Task inputs:

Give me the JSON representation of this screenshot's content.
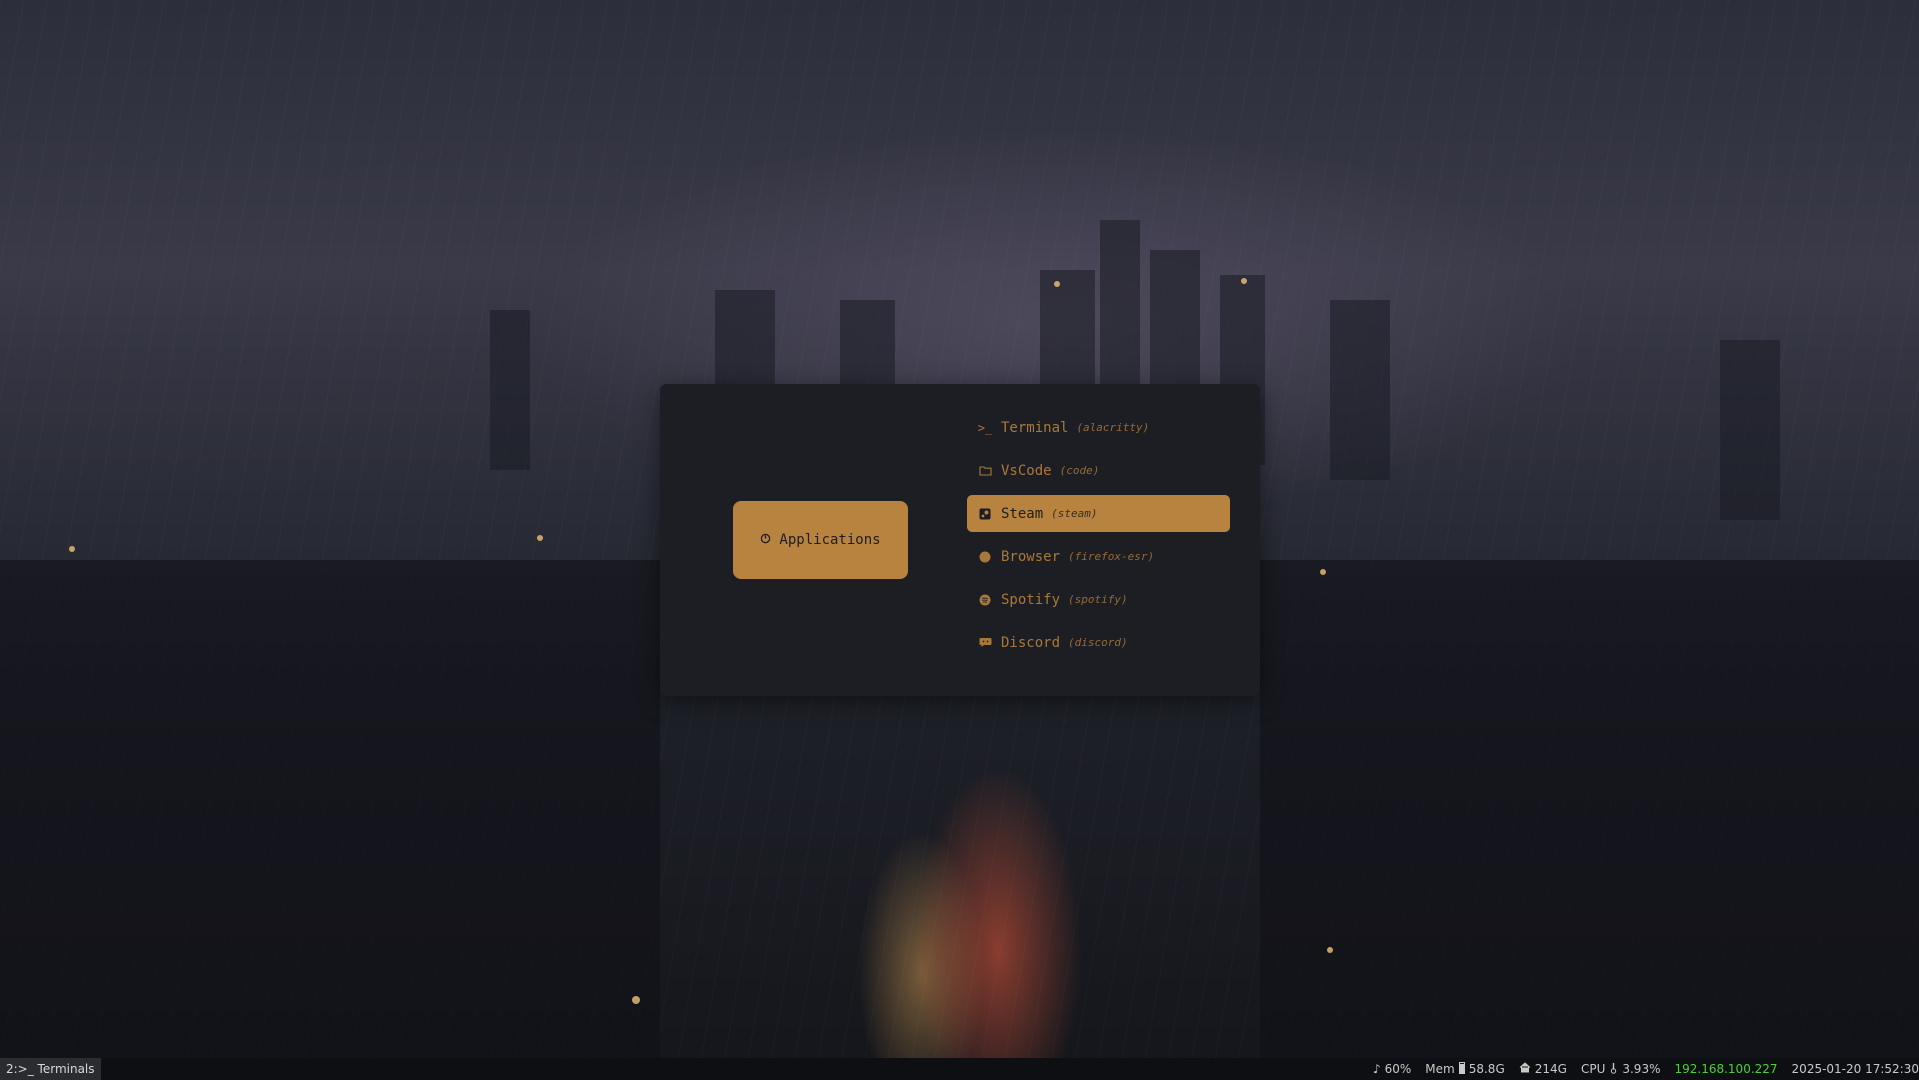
{
  "launcher": {
    "mode_label": "Applications",
    "mode_icon": "app-grid-icon",
    "items": [
      {
        "label": "Terminal",
        "command": "(alacritty)",
        "icon": "terminal-icon",
        "selected": false
      },
      {
        "label": "VsCode",
        "command": "(code)",
        "icon": "folder-icon",
        "selected": false
      },
      {
        "label": "Steam",
        "command": "(steam)",
        "icon": "steam-icon",
        "selected": true
      },
      {
        "label": "Browser",
        "command": "(firefox-esr)",
        "icon": "firefox-icon",
        "selected": false
      },
      {
        "label": "Spotify",
        "command": "(spotify)",
        "icon": "spotify-icon",
        "selected": false
      },
      {
        "label": "Discord",
        "command": "(discord)",
        "icon": "discord-icon",
        "selected": false
      }
    ]
  },
  "statusbar": {
    "workspace": "2:>_ Terminals",
    "volume": "60%",
    "memory_label": "Mem",
    "memory_value": "58.8G",
    "disk_value": "214G",
    "cpu_label": "CPU",
    "cpu_value": "3.93%",
    "ip": "192.168.100.227",
    "datetime": "2025-01-20 17:52:30"
  },
  "colors": {
    "accent": "#b8833e",
    "launcher_bg": "#1d1e23",
    "ip": "#4cd137"
  }
}
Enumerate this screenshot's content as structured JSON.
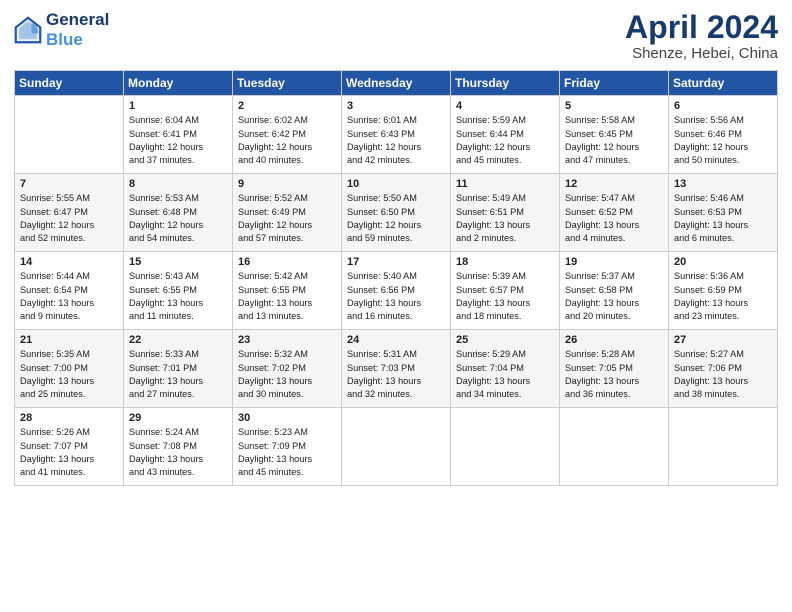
{
  "header": {
    "logo_line1": "General",
    "logo_line2": "Blue",
    "month_title": "April 2024",
    "subtitle": "Shenze, Hebei, China"
  },
  "days_of_week": [
    "Sunday",
    "Monday",
    "Tuesday",
    "Wednesday",
    "Thursday",
    "Friday",
    "Saturday"
  ],
  "weeks": [
    [
      {
        "num": "",
        "info": ""
      },
      {
        "num": "1",
        "info": "Sunrise: 6:04 AM\nSunset: 6:41 PM\nDaylight: 12 hours\nand 37 minutes."
      },
      {
        "num": "2",
        "info": "Sunrise: 6:02 AM\nSunset: 6:42 PM\nDaylight: 12 hours\nand 40 minutes."
      },
      {
        "num": "3",
        "info": "Sunrise: 6:01 AM\nSunset: 6:43 PM\nDaylight: 12 hours\nand 42 minutes."
      },
      {
        "num": "4",
        "info": "Sunrise: 5:59 AM\nSunset: 6:44 PM\nDaylight: 12 hours\nand 45 minutes."
      },
      {
        "num": "5",
        "info": "Sunrise: 5:58 AM\nSunset: 6:45 PM\nDaylight: 12 hours\nand 47 minutes."
      },
      {
        "num": "6",
        "info": "Sunrise: 5:56 AM\nSunset: 6:46 PM\nDaylight: 12 hours\nand 50 minutes."
      }
    ],
    [
      {
        "num": "7",
        "info": "Sunrise: 5:55 AM\nSunset: 6:47 PM\nDaylight: 12 hours\nand 52 minutes."
      },
      {
        "num": "8",
        "info": "Sunrise: 5:53 AM\nSunset: 6:48 PM\nDaylight: 12 hours\nand 54 minutes."
      },
      {
        "num": "9",
        "info": "Sunrise: 5:52 AM\nSunset: 6:49 PM\nDaylight: 12 hours\nand 57 minutes."
      },
      {
        "num": "10",
        "info": "Sunrise: 5:50 AM\nSunset: 6:50 PM\nDaylight: 12 hours\nand 59 minutes."
      },
      {
        "num": "11",
        "info": "Sunrise: 5:49 AM\nSunset: 6:51 PM\nDaylight: 13 hours\nand 2 minutes."
      },
      {
        "num": "12",
        "info": "Sunrise: 5:47 AM\nSunset: 6:52 PM\nDaylight: 13 hours\nand 4 minutes."
      },
      {
        "num": "13",
        "info": "Sunrise: 5:46 AM\nSunset: 6:53 PM\nDaylight: 13 hours\nand 6 minutes."
      }
    ],
    [
      {
        "num": "14",
        "info": "Sunrise: 5:44 AM\nSunset: 6:54 PM\nDaylight: 13 hours\nand 9 minutes."
      },
      {
        "num": "15",
        "info": "Sunrise: 5:43 AM\nSunset: 6:55 PM\nDaylight: 13 hours\nand 11 minutes."
      },
      {
        "num": "16",
        "info": "Sunrise: 5:42 AM\nSunset: 6:55 PM\nDaylight: 13 hours\nand 13 minutes."
      },
      {
        "num": "17",
        "info": "Sunrise: 5:40 AM\nSunset: 6:56 PM\nDaylight: 13 hours\nand 16 minutes."
      },
      {
        "num": "18",
        "info": "Sunrise: 5:39 AM\nSunset: 6:57 PM\nDaylight: 13 hours\nand 18 minutes."
      },
      {
        "num": "19",
        "info": "Sunrise: 5:37 AM\nSunset: 6:58 PM\nDaylight: 13 hours\nand 20 minutes."
      },
      {
        "num": "20",
        "info": "Sunrise: 5:36 AM\nSunset: 6:59 PM\nDaylight: 13 hours\nand 23 minutes."
      }
    ],
    [
      {
        "num": "21",
        "info": "Sunrise: 5:35 AM\nSunset: 7:00 PM\nDaylight: 13 hours\nand 25 minutes."
      },
      {
        "num": "22",
        "info": "Sunrise: 5:33 AM\nSunset: 7:01 PM\nDaylight: 13 hours\nand 27 minutes."
      },
      {
        "num": "23",
        "info": "Sunrise: 5:32 AM\nSunset: 7:02 PM\nDaylight: 13 hours\nand 30 minutes."
      },
      {
        "num": "24",
        "info": "Sunrise: 5:31 AM\nSunset: 7:03 PM\nDaylight: 13 hours\nand 32 minutes."
      },
      {
        "num": "25",
        "info": "Sunrise: 5:29 AM\nSunset: 7:04 PM\nDaylight: 13 hours\nand 34 minutes."
      },
      {
        "num": "26",
        "info": "Sunrise: 5:28 AM\nSunset: 7:05 PM\nDaylight: 13 hours\nand 36 minutes."
      },
      {
        "num": "27",
        "info": "Sunrise: 5:27 AM\nSunset: 7:06 PM\nDaylight: 13 hours\nand 38 minutes."
      }
    ],
    [
      {
        "num": "28",
        "info": "Sunrise: 5:26 AM\nSunset: 7:07 PM\nDaylight: 13 hours\nand 41 minutes."
      },
      {
        "num": "29",
        "info": "Sunrise: 5:24 AM\nSunset: 7:08 PM\nDaylight: 13 hours\nand 43 minutes."
      },
      {
        "num": "30",
        "info": "Sunrise: 5:23 AM\nSunset: 7:09 PM\nDaylight: 13 hours\nand 45 minutes."
      },
      {
        "num": "",
        "info": ""
      },
      {
        "num": "",
        "info": ""
      },
      {
        "num": "",
        "info": ""
      },
      {
        "num": "",
        "info": ""
      }
    ]
  ]
}
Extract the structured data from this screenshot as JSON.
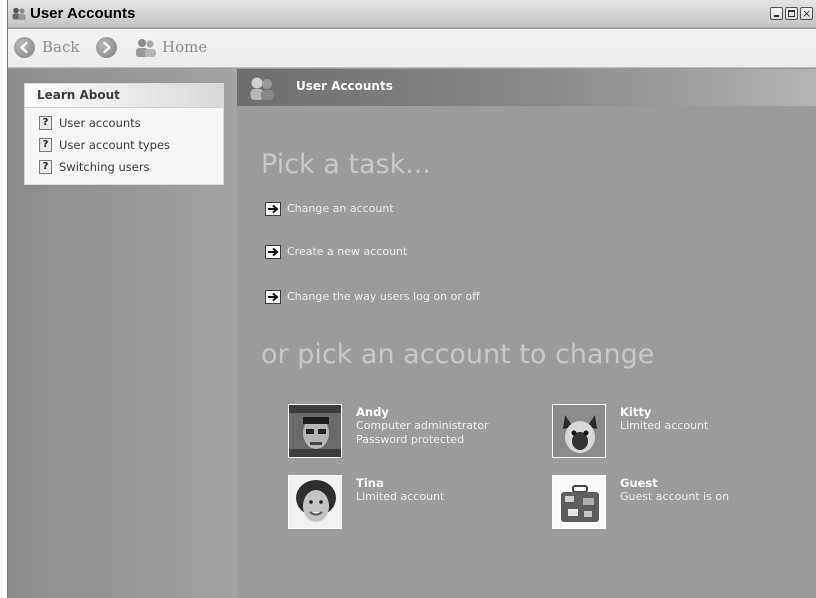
{
  "window": {
    "title": "User Accounts",
    "controls": {
      "minimize": "minimize",
      "maximize": "maximize",
      "close": "×"
    }
  },
  "toolbar": {
    "back_label": "Back",
    "forward_label": "",
    "home_label": "Home"
  },
  "sidebar": {
    "header": "Learn About",
    "items": [
      {
        "label": "User accounts",
        "icon": "help-icon"
      },
      {
        "label": "User account types",
        "icon": "help-icon"
      },
      {
        "label": "Switching users",
        "icon": "help-icon"
      }
    ]
  },
  "main": {
    "header_title": "User Accounts",
    "task_heading": "Pick a task...",
    "tasks": [
      {
        "label": "Change an account",
        "icon": "arrow-icon"
      },
      {
        "label": "Create a new account",
        "icon": "arrow-icon"
      },
      {
        "label": "Change the way users log on or off",
        "icon": "arrow-icon"
      }
    ],
    "account_heading": "or pick an account to change",
    "accounts": [
      {
        "name": "Andy",
        "lines": [
          "Computer administrator",
          "Password protected"
        ],
        "avatar": "man-photo"
      },
      {
        "name": "Kitty",
        "lines": [
          "Limited account"
        ],
        "avatar": "cat-photo"
      },
      {
        "name": "Tina",
        "lines": [
          "Limited account"
        ],
        "avatar": "woman-photo"
      },
      {
        "name": "Guest",
        "lines": [
          "Guest account is on"
        ],
        "avatar": "suitcase-picture"
      }
    ]
  },
  "colors": {
    "title_bar": "#d4d4d4",
    "pane_background": "#9c9c9c",
    "sidebar_background": "#959595",
    "heading_text": "#c8c8c8",
    "link_text": "#ececec"
  }
}
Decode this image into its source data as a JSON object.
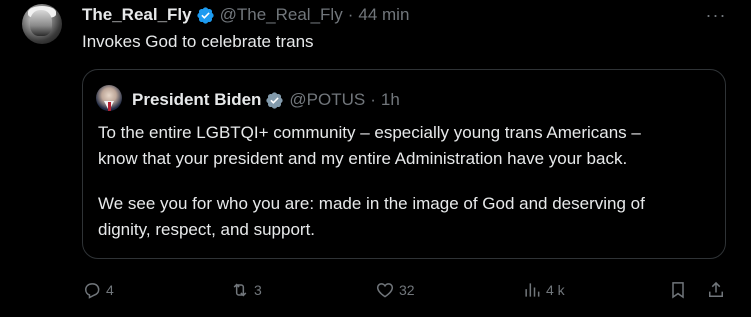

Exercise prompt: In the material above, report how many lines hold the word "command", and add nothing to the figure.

Solution for this problem: 6